Just 20km south of Pisa, Livorno checks all the boxes of the typical European port city: it’s chaotic and lively; it’s multicultural; and it’s strongly linked to the sea, both culturally and gastronomically. Plus, it’s in the middle of Tuscany, which should automatically make it popular.
Yet, with only 10% of Florence’s tourist numbers and a third of Pisa’s, Livorno is mostly ignored by visitors – and the few who do show up often look like they arrived by accident. Stop one on the street, if you can find one, and ask why they are here: they’ll likely say they are waiting to catch the ferry to Corsica or Sardinia, or are just driving through and looking for a place to eat.
But why is that? Firstly, Livorno is surrounded by world-famous Tuscan towns that, many locals say, steal the spotlight. Others believe that throughout the years, the city’s oil refineries, its port area and the US military base of Camp Darby have given Livorno an industrial, polluted image.
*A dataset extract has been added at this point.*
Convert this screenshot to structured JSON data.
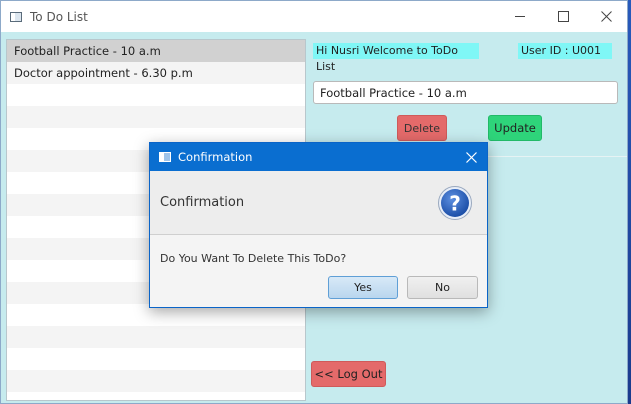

But travellers who speed through don’t realise that they’re missing out on a culturally lively town with a breathtaking coastline and a uniquely liberal attitude that’s rooted in its very beginnings: when the Medicis founded the city in the 1500s, they instituted laws that guaranteed unprecedented freedom to all newcomers, drawing business, talent and a diverse population that made the city thrive.
By the 1700s and 1800s, Livorno had become an important stop on the Grand Tour. “Back then, Livorno was a popular summer destination for the Italian high society,” said local historian Giorgio Mandalis. He explained that in the 1800s and up until World War Two, the city was home to some of Italy’s first seaside resorts, which were regularly frequented by Italian royals, and had tourism facilities including hotels and spas. There was even a funfair with rollercoasters that featured an early version of a cinema, operated by an agent of motion-picture pioneers the Lumière brothers. A plaque on the wall of Villa Dupuoy in the Montenero neighbourhood commemorates Lord Byron’s six-week Livorno holiday in 1822. And one of Mozart’s operas, Lo Sposo Deluso, is set here too.